It is possible that you might have missed the correct diagnosis, but don’t worry – you’ll get better at it over time and it is sometimes hard to distinguish the differences in foot problems.

What preventive steps can I take to eliminate foot rot?

  • Proper cleaning of the facilities is always a must, not only for hoof defects but also for other health issues. In particular, foot rot will not spread as rapidly between animals when the environment is clean. “Weakening” factors, as described before, such as hairy heel warts and heel erosion, are also kept under better control in a clean barn.
  • Timely control and treatment of an affected animal and removing her from the herd are great ways of preventing the spread of disease to her herdmates.
  • I’ve seen dry lime or other commercial drying powders spread around the water troughs as a preventive measure. This is not a proven method, but it has some merit due to the fact that it dries the feet and controls the bacteria count in the area.
  • Clearing up “messy” areas with a lot of obstacles (rocks, nails, glass and frozen dirt) is recommended to avoid injuries to the skin that can allow bacteria to enter the foot.
  • Finally, the use of a footbath as a preventive method is an option to control not only foot rot, but a lot of other hoof diseases. Copper sulfate and formalin are still used on a lot of dairies, but these products are not environment-friendly and cause pollution. Formalin is also known as a cancer-causing substance and should be avoided.

I have noticed that more producers are turning to other alternatives. I have seen some results with antibiotic baths, but these are limited by the fact that there is a resistance buildup and no response after prolonged use.

For foot baths, I prefer to use a 5 percent hoof gel solution, which contains chelated copper and zinc.
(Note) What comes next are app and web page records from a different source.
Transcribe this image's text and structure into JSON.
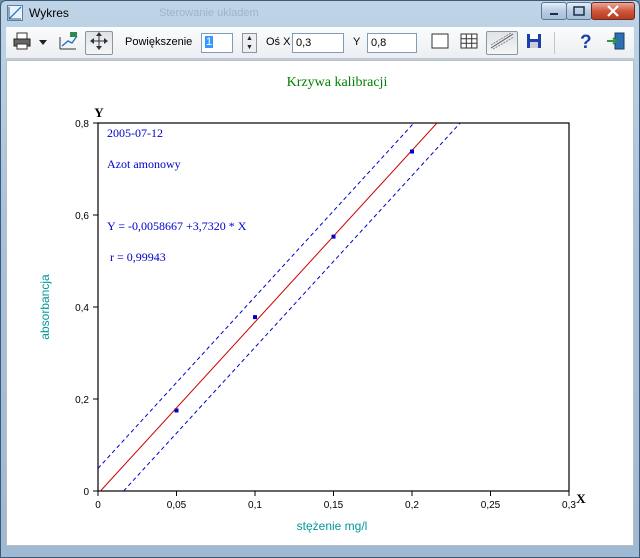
{
  "window": {
    "title": "Wykres",
    "background_title": "Sterowanie ukladem",
    "accent": "#3c5a78"
  },
  "toolbar": {
    "zoom_label": "Powiększenie",
    "zoom_value": "1",
    "axis_x_label": "Oś X",
    "axis_x_value": "0,3",
    "axis_y_label": "Y",
    "axis_y_value": "0,8",
    "icons": [
      "printer-icon",
      "dropdown-arrow-icon",
      "chart-edit-icon",
      "move-arrows-icon",
      "frame-icon",
      "grid-icon",
      "regression-lines-icon",
      "save-icon",
      "help-icon",
      "exit-icon"
    ]
  },
  "chart": {
    "title": "Krzywa kalibracji",
    "title_color": "#008000",
    "text_color": "#0000cc",
    "date": "2005-07-12",
    "analyte": "Azot amonowy",
    "equation": "Y = -0,0058667 +3,7320 * X",
    "correlation": "r = 0,99943",
    "xlabel": "stężenie mg/l",
    "ylabel": "absorbancja",
    "x_axis_letter": "X",
    "y_axis_letter": "Y",
    "axis_label_color": "#009999",
    "regression_color": "#cc0000",
    "confidence_color": "#0000cc"
  },
  "chart_data": {
    "type": "scatter",
    "title": "Krzywa kalibracji",
    "xlabel": "stężenie mg/l",
    "ylabel": "absorbancja",
    "xlim": [
      0,
      0.3
    ],
    "ylim": [
      0,
      0.8
    ],
    "x_ticks": [
      "0",
      "0,05",
      "0,1",
      "0,15",
      "0,2",
      "0,25",
      "0,3"
    ],
    "y_ticks": [
      "0",
      "0,2",
      "0,4",
      "0,6",
      "0,8"
    ],
    "points": [
      {
        "x": 0.05,
        "y": 0.175
      },
      {
        "x": 0.1,
        "y": 0.378
      },
      {
        "x": 0.15,
        "y": 0.553
      },
      {
        "x": 0.2,
        "y": 0.738
      }
    ],
    "regression": {
      "intercept": -0.0058667,
      "slope": 3.732
    },
    "confidence_offset": 0.055,
    "grid": false
  }
}
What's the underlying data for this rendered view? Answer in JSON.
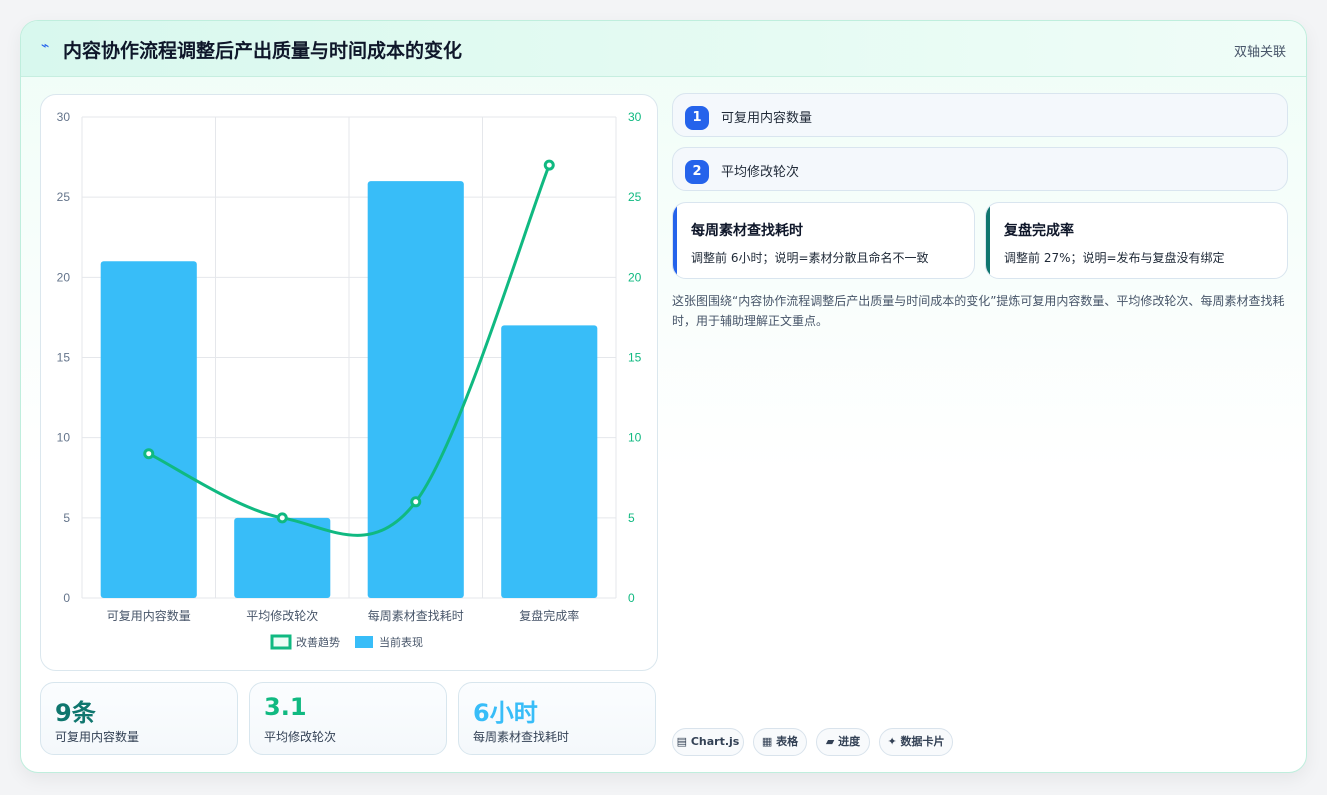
{
  "header": {
    "title": "内容协作流程调整后产出质量与时间成本的变化",
    "tag": "双轴关联"
  },
  "chart_data": {
    "type": "bar",
    "categories": [
      "可复用内容数量",
      "平均修改轮次",
      "每周素材查找耗时",
      "复盘完成率"
    ],
    "series": [
      {
        "name": "当前表现",
        "type": "bar",
        "values": [
          21,
          5,
          26,
          17
        ],
        "color": "#38bdf8",
        "axis": "left"
      },
      {
        "name": "改善趋势",
        "type": "line",
        "values": [
          9,
          5,
          6,
          27
        ],
        "color": "#10b981",
        "axis": "right"
      }
    ],
    "ylim_left": [
      0,
      30
    ],
    "ylim_right": [
      0,
      30
    ],
    "yticks": [
      "0",
      "5",
      "10",
      "15",
      "20",
      "25",
      "30"
    ],
    "legend_position": "bottom",
    "grid": true
  },
  "stats": [
    {
      "value": "9条",
      "label": "可复用内容数量",
      "color": "#0f766e"
    },
    {
      "value": "3.1",
      "label": "平均修改轮次",
      "color": "#10b981"
    },
    {
      "value": "6小时",
      "label": "每周素材查找耗时",
      "color": "#38bdf8"
    }
  ],
  "legend_items": [
    {
      "num": "1",
      "label": "可复用内容数量"
    },
    {
      "num": "2",
      "label": "平均修改轮次"
    }
  ],
  "notes": [
    {
      "title": "每周素材查找耗时",
      "body": "调整前 6小时；说明=素材分散且命名不一致",
      "accent": "#2563eb"
    },
    {
      "title": "复盘完成率",
      "body": "调整前 27%；说明=发布与复盘没有绑定",
      "accent": "#0f766e"
    }
  ],
  "description": "这张图围绕“内容协作流程调整后产出质量与时间成本的变化”提炼可复用内容数量、平均修改轮次、每周素材查找耗时，用于辅助理解正文重点。",
  "chips": [
    {
      "label": "▤ Chart.js"
    },
    {
      "label": "▦ 表格"
    },
    {
      "label": "▰ 进度"
    },
    {
      "label": "✦ 数据卡片"
    }
  ]
}
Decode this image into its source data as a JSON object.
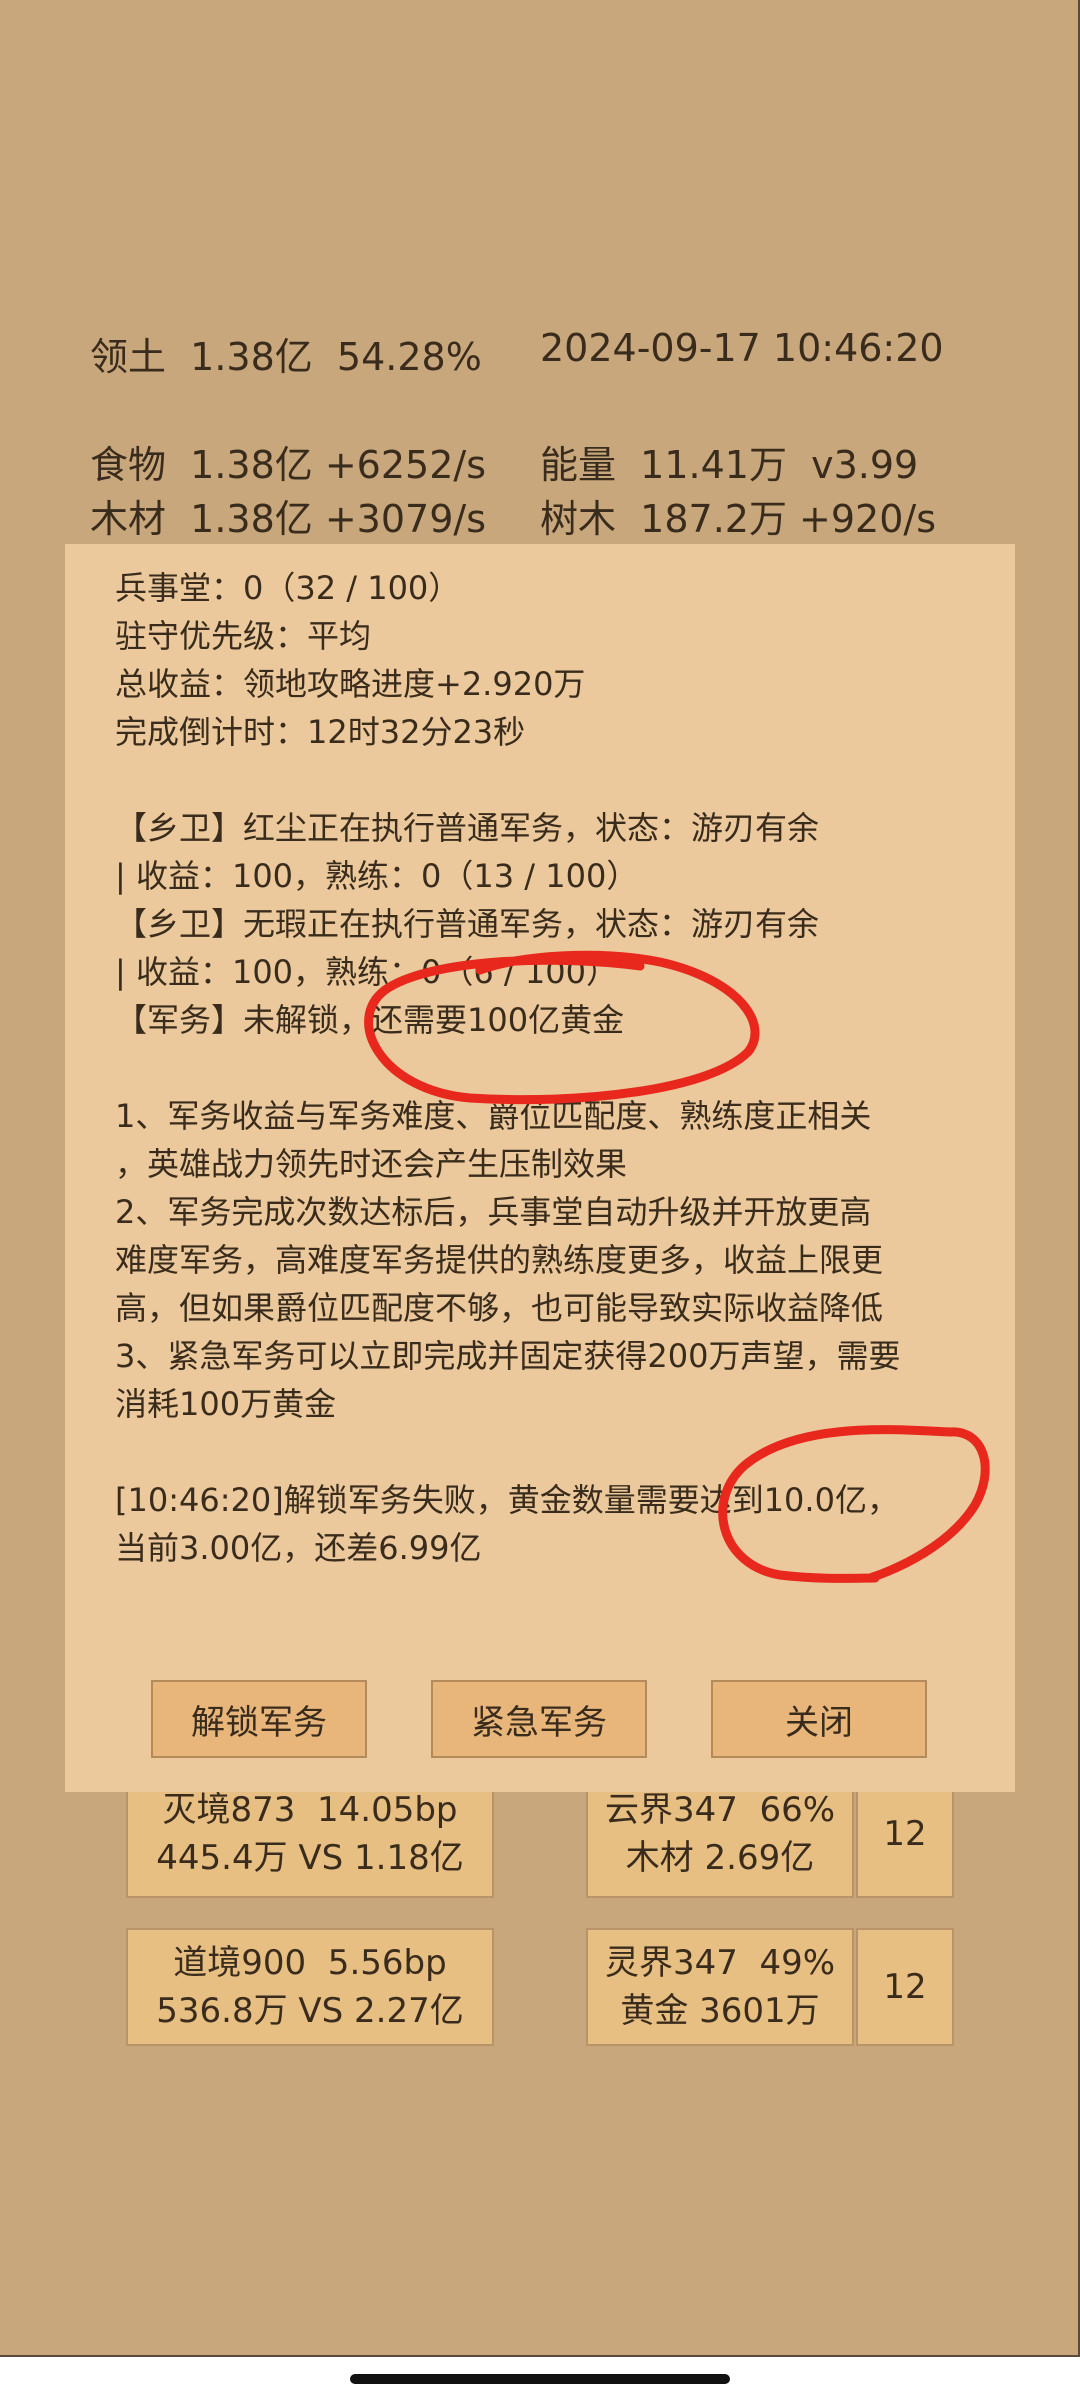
{
  "header": {
    "territory": "领土  1.38亿  54.28%",
    "datetime": "2024-09-17 10:46:20",
    "food": "食物  1.38亿 +6252/s",
    "energy": "能量  11.41万  v3.99",
    "wood": "木材  1.38亿 +3079/s",
    "trees": "树木  187.2万 +920/s"
  },
  "dialog": {
    "lines": [
      "兵事堂：0（32 / 100）",
      "驻守优先级：平均",
      "总收益：领地攻略进度+2.920万",
      "完成倒计时：12时32分23秒",
      "",
      "【乡卫】红尘正在执行普通军务，状态：游刃有余",
      "| 收益：100，熟练：0（13 / 100）",
      "【乡卫】无瑕正在执行普通军务，状态：游刃有余",
      "| 收益：100，熟练：0（6 / 100）",
      "【军务】未解锁，还需要100亿黄金",
      "",
      "1、军务收益与军务难度、爵位匹配度、熟练度正相关",
      "，英雄战力领先时还会产生压制效果",
      "2、军务完成次数达标后，兵事堂自动升级并开放更高",
      "难度军务，高难度军务提供的熟练度更多，收益上限更",
      "高，但如果爵位匹配度不够，也可能导致实际收益降低",
      "3、紧急军务可以立即完成并固定获得200万声望，需要",
      "消耗100万黄金",
      "",
      "[10:46:20]解锁军务失败，黄金数量需要达到10.0亿，",
      "当前3.00亿，还差6.99亿"
    ],
    "buttons": {
      "unlock": "解锁军务",
      "emergency": "紧急军务",
      "close": "关闭"
    }
  },
  "cards": {
    "realm1": {
      "line1": "灭境873  14.05bp",
      "line2": "445.4万 VS 1.18亿"
    },
    "world1": {
      "line1": "云界347  66%",
      "line2": "木材 2.69亿",
      "count": "12"
    },
    "realm2": {
      "line1": "道境900  5.56bp",
      "line2": "536.8万 VS 2.27亿"
    },
    "world2": {
      "line1": "灵界347  49%",
      "line2": "黄金 3601万",
      "count": "12"
    }
  },
  "colors": {
    "background": "#c9a77d",
    "dialog": "#ebc99c",
    "button": "#e8b67a",
    "annotation": "#e8281c"
  }
}
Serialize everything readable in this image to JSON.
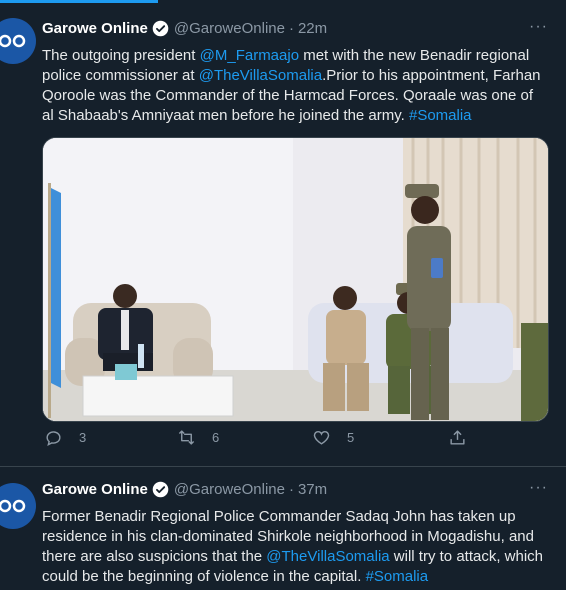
{
  "tweets": [
    {
      "author": "Garowe Online",
      "handle": "@GaroweOnline",
      "time": "22m",
      "text": {
        "p1": "The outgoing president ",
        "mention1": "@M_Farmaajo",
        "p2": " met with the new Benadir regional police commissioner at ",
        "mention2": "@TheVillaSomalia",
        "p3": ".Prior to his appointment, Farhan Qoroole was the Commander of the Harmcad Forces. Qoraale was one of al Shabaab's Amniyaat men before he joined the army. ",
        "hashtag": "#Somalia"
      },
      "replies": "3",
      "retweets": "6",
      "likes": "5"
    },
    {
      "author": "Garowe Online",
      "handle": "@GaroweOnline",
      "time": "37m",
      "text": {
        "p1": "Former Benadir Regional Police Commander Sadaq John has taken up residence in his clan-dominated Shirkole neighborhood in Mogadishu, and there are also suspicions that the ",
        "mention1": "@TheVillaSomalia",
        "p2": " will try to attack, which could be the beginning of violence in the capital. ",
        "hashtag": "#Somalia"
      }
    }
  ],
  "dot": "·",
  "more_glyph": "···",
  "icons": {
    "reply": "reply-icon",
    "retweet": "retweet-icon",
    "like": "like-icon",
    "share": "share-icon",
    "verified": "verified-badge-icon"
  },
  "colors": {
    "background": "#15202b",
    "accent": "#1d9bf0",
    "secondary_text": "#8b98a5",
    "avatar": "#1b57a6"
  }
}
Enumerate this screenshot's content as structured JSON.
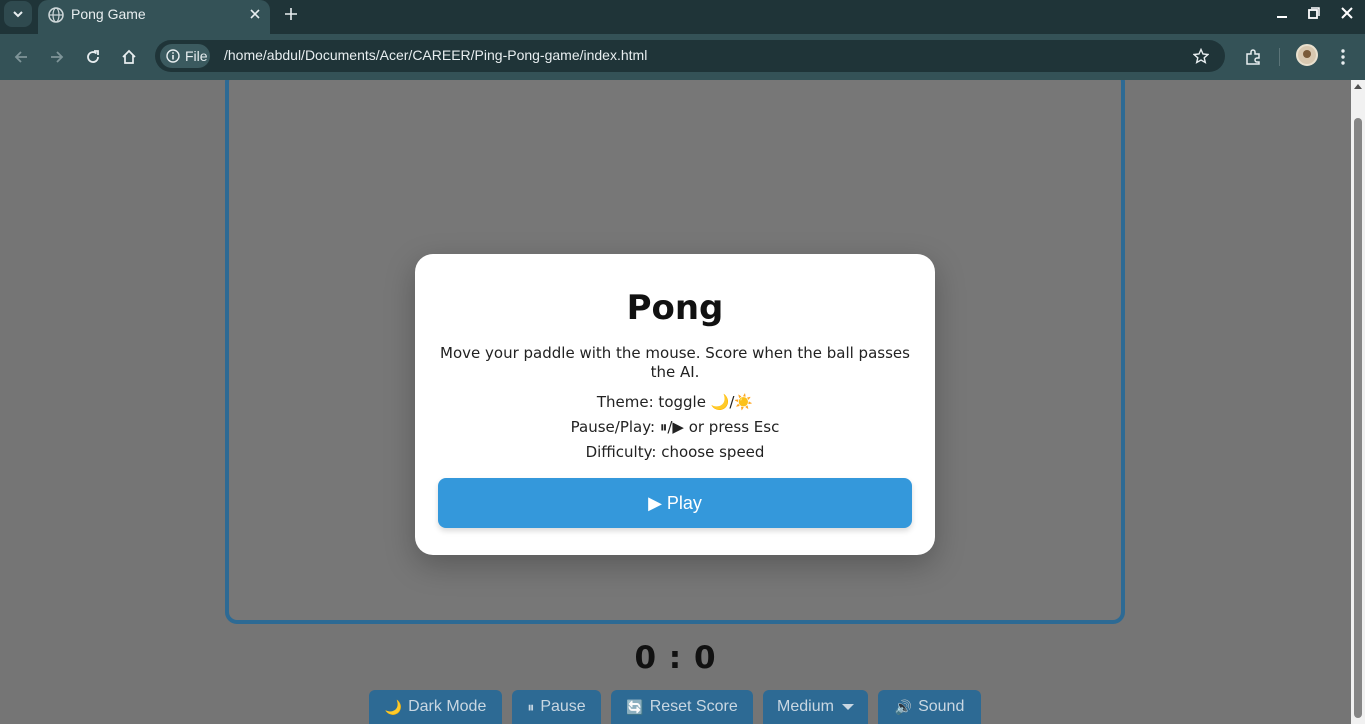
{
  "browser": {
    "tab_title": "Pong Game",
    "url_chip": "File",
    "url": "/home/abdul/Documents/Acer/CAREER/Ping-Pong-game/index.html"
  },
  "game": {
    "score": "0 : 0",
    "controls": [
      {
        "icon": "🌙",
        "label": "Dark Mode"
      },
      {
        "icon": "⏸",
        "label": "Pause"
      },
      {
        "icon": "🔄",
        "label": "Reset Score"
      },
      {
        "icon": "",
        "label": "Medium"
      },
      {
        "icon": "🔊",
        "label": "Sound"
      }
    ]
  },
  "modal": {
    "title": "Pong",
    "description": "Move your paddle with the mouse. Score when the ball passes the AI.",
    "theme_line": "Theme: toggle 🌙/☀️",
    "pause_line": "Pause/Play: ⏸/▶ or press Esc",
    "difficulty_line": "Difficulty: choose speed",
    "play_label": "▶ Play"
  },
  "colors": {
    "accent": "#3498db",
    "board_border": "#2d6a94",
    "overlay": "#757575"
  }
}
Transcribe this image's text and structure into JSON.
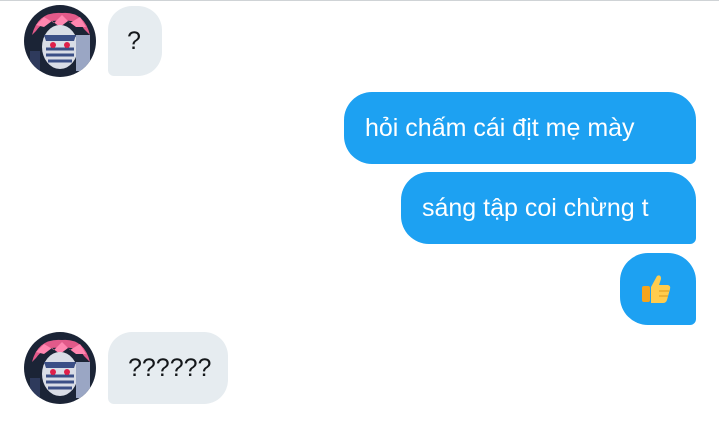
{
  "conversation": {
    "messages": [
      {
        "side": "received",
        "text": "?"
      },
      {
        "side": "sent",
        "text": "hỏi chấm cái địt mẹ mày"
      },
      {
        "side": "sent",
        "text": "sáng tập coi chừng t"
      },
      {
        "side": "sent",
        "emoji": "thumbs-up-icon"
      },
      {
        "side": "received",
        "text": "??????"
      }
    ]
  },
  "colors": {
    "sent_bubble": "#1da1f2",
    "received_bubble": "#e6ecf0",
    "received_text": "#14171a",
    "sent_text": "#ffffff"
  }
}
Check out a footbath solution which has a triple-purpose construction: a dividing grill to eliminate some manure pollution, a smaller volume that allows 30 percent less product to be used, and an extra step to allow more “dips” for each foot.

This article is meant as a quick guide for producers and I have tried to avoid difficult terms and explanations. Much has been written about hoof diseases and there are many books available for the producer who would like to delve into this further.

I also have developed a website where producers can find help and solutions to their specific lameness issues, which can be found at PD


Koos Vis
Intra Care
North America